Bankruptcy provides limited but at the same time extraordinary help with support obligations.
1. Support obligations are highly unusual debts, which in many respects are NOT affected by your bankruptcy case.
a. No present or past discharge of child and spousal support obligations. The previous months’ and the current month’s support obligations were established by a domestic relations court’s order, and bankruptcy law does not attempt to disturb those obligations.
b. No stopping of the collection of ongoing monthly support obligations through either Chapter 7 or Chapter 13. Same thing here—this obligation was established by a domestic relations judge and can only be changed through such a judge, with the monthly collection of that court-ordered amount being allowed to continue in the meantime.

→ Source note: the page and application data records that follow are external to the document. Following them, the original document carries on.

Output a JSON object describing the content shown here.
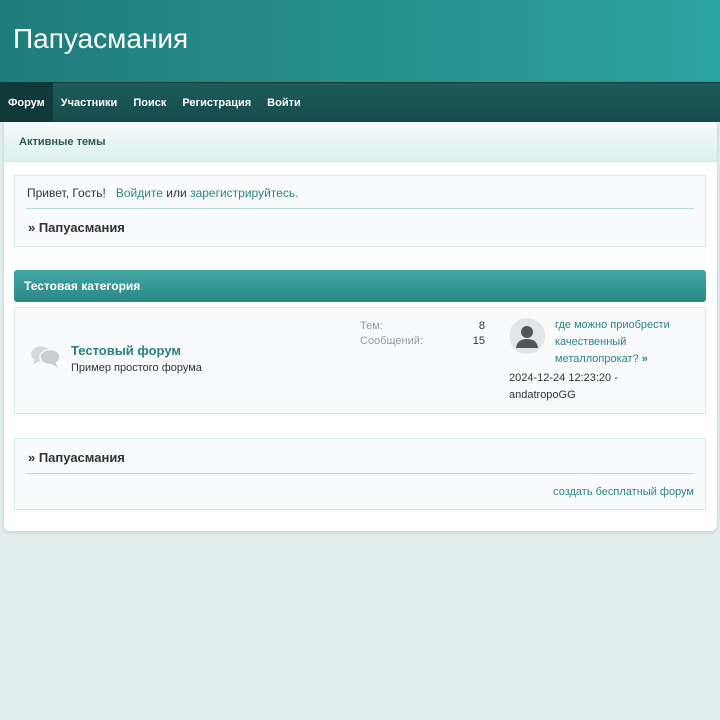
{
  "header": {
    "title": "Папуасмания"
  },
  "nav": {
    "items": [
      {
        "label": "Форум"
      },
      {
        "label": "Участники"
      },
      {
        "label": "Поиск"
      },
      {
        "label": "Регистрация"
      },
      {
        "label": "Войти"
      }
    ]
  },
  "subnav": {
    "active_topics": "Активные темы"
  },
  "welcome": {
    "greeting": "Привет, Гость!",
    "login_link": "Войдите",
    "or": "или",
    "register_link": "зарегистрируйтесь.",
    "breadcrumb": "» Папуасмания"
  },
  "category": {
    "title": "Тестовая категория",
    "forums": [
      {
        "name": "Тестовый форум",
        "description": "Пример простого форума",
        "topics_label": "Тем:",
        "topics": "8",
        "posts_label": "Сообщений:",
        "posts": "15",
        "last_post_title": "где можно приобрести качественный металлопрокат?",
        "last_post_arrow": "»",
        "last_post_date": "2024-12-24 12:23:20 -",
        "last_post_author": "andatropoGG"
      }
    ]
  },
  "footer": {
    "breadcrumb": "» Папуасмания",
    "link": "создать бесплатный форум"
  },
  "colors": {
    "header": "#2ba3a0",
    "nav": "#1c5c5a",
    "link": "#2b8582",
    "background": "#e3efed"
  },
  "icons": {
    "forum": "speech-bubbles-icon",
    "avatar": "user-silhouette-icon"
  }
}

c. No stopping of collection for past-due support obligations under Chapter 7. This includes the voluntary withholding from your paycheck or account, the involuntary garnishment of your paycheck, the interception of your income tax refund, the reporting to a credit reporting agency that you’re late on support payments, and potentially the suspension of a drivers’ license and even occupational licenses (for nurse, physician, electrician, etc.). More on how past-due support obligations are treated under Chapter 13 below.
d. No stopping of a domestic relations court proceeding to establish a support obligation, or to increase or decrease the support amount. Again, the bankruptcy judge does not tread on the toes of the domestic relations judge on support issues.

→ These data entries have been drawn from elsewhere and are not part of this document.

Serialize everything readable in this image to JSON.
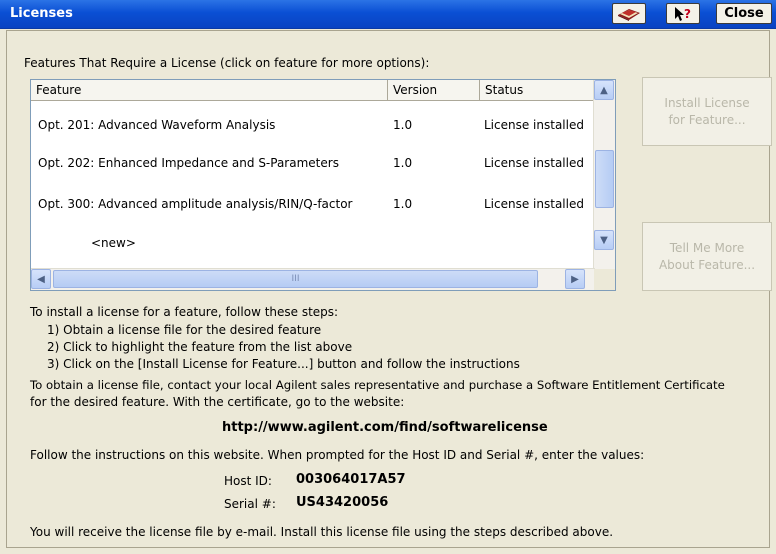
{
  "window": {
    "title": "Licenses",
    "close_label": "Close"
  },
  "features": {
    "section_label": "Features That Require a License (click on feature for more options):",
    "columns": [
      "Feature",
      "Version",
      "Status"
    ],
    "rows": [
      {
        "feature": "Opt. 201: Advanced Waveform Analysis",
        "version": "1.0",
        "status": "License installed"
      },
      {
        "feature": "Opt. 202: Enhanced Impedance and S-Parameters",
        "version": "1.0",
        "status": "License installed"
      },
      {
        "feature": "Opt. 300: Advanced amplitude analysis/RIN/Q-factor",
        "version": "1.0",
        "status": "License installed"
      },
      {
        "feature": "<new>",
        "version": "",
        "status": ""
      }
    ],
    "thumb_grip": "III"
  },
  "buttons": {
    "install_line1": "Install License",
    "install_line2": "for Feature...",
    "tellme_line1": "Tell Me More",
    "tellme_line2": "About Feature..."
  },
  "instructions": {
    "intro": "To install a license for a feature, follow these steps:",
    "steps": [
      "1) Obtain a license file for the desired feature",
      "2) Click to highlight the feature from the list above",
      "3) Click on the [Install License for Feature...] button and follow the instructions"
    ],
    "obtain_line1": "To obtain a license file, contact your local Agilent sales representative and purchase a Software Entitlement Certificate",
    "obtain_line2": "for the desired feature.  With the certificate, go to the website:",
    "url": "http://www.agilent.com/find/softwarelicense",
    "follow": "Follow the instructions on this website.  When prompted for the Host ID and Serial #, enter the values:",
    "host_label": "Host ID:",
    "host_value": "003064017A57",
    "serial_label": "Serial #:",
    "serial_value": "US43420056",
    "final": "You will receive the license file by e-mail.  Install this license file using the steps described above."
  }
}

2. But one way that bankruptcy can help, specifically with back support, can be extremely important.
Chapter 13 CAN stop collection efforts for BACK support—support payments that you had not made on time and continue to owe. When you file a Chapter 13 “adjustment of debts,” that stops all of the super-aggressive ways that your ex-spouse and/or the support enforcement agency can get money out of you to pay the support arrearage. They are forced to accept catch-up payments at amounts based on your actual ability to pay. You ARE required to cure the entire past-due amount by the time you finish your 3 to 5 year Chapter 13 case. And you MUST immediately start or continue to make any ONGOING support payments on time. But as long as you do these and fulfill all the other requirements under Chapter 13, you will not have to worry about this ever again. At the completion of your case you will be completely current on support, and this major headache will be forever gone.
3. Bankruptcy can also help in more mundane ways.

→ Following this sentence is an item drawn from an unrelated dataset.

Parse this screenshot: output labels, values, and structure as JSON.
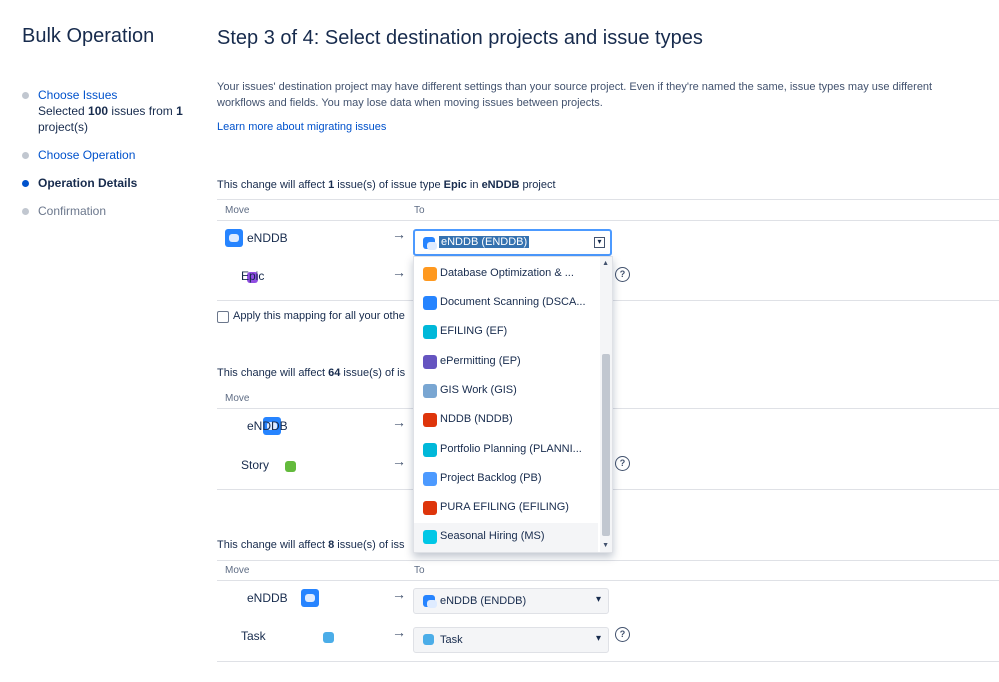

Even if you aren’t behind on your support payments, or aren’t being chased for a few payments you missed, both Chapter 7 and 13 can simply help get rid of or significantly lower your other debt obligations so that you can more reasonably and more reliably pay your child and/or spousal support. That will make it less likely that you will ever fall behind.
And if you are now paying too much in support now, as you file bankruptcy you might seriously consider going back to the domestic relations court to change the monthly support amount for future payments. If you’ve been forced to file bankruptcy, that’s likely good indication that your finances have deteriorated since the domestic relations court determined the amount. When you file bankruptcy you are required to calculate and list your income and expenses, so you can compare those to what they were when the support amount was determined. Bankruptcy can help with your past support situation in only the limited way discussed above, but it can also arm and inspire you to lower your support obligation to a more reasonable amount.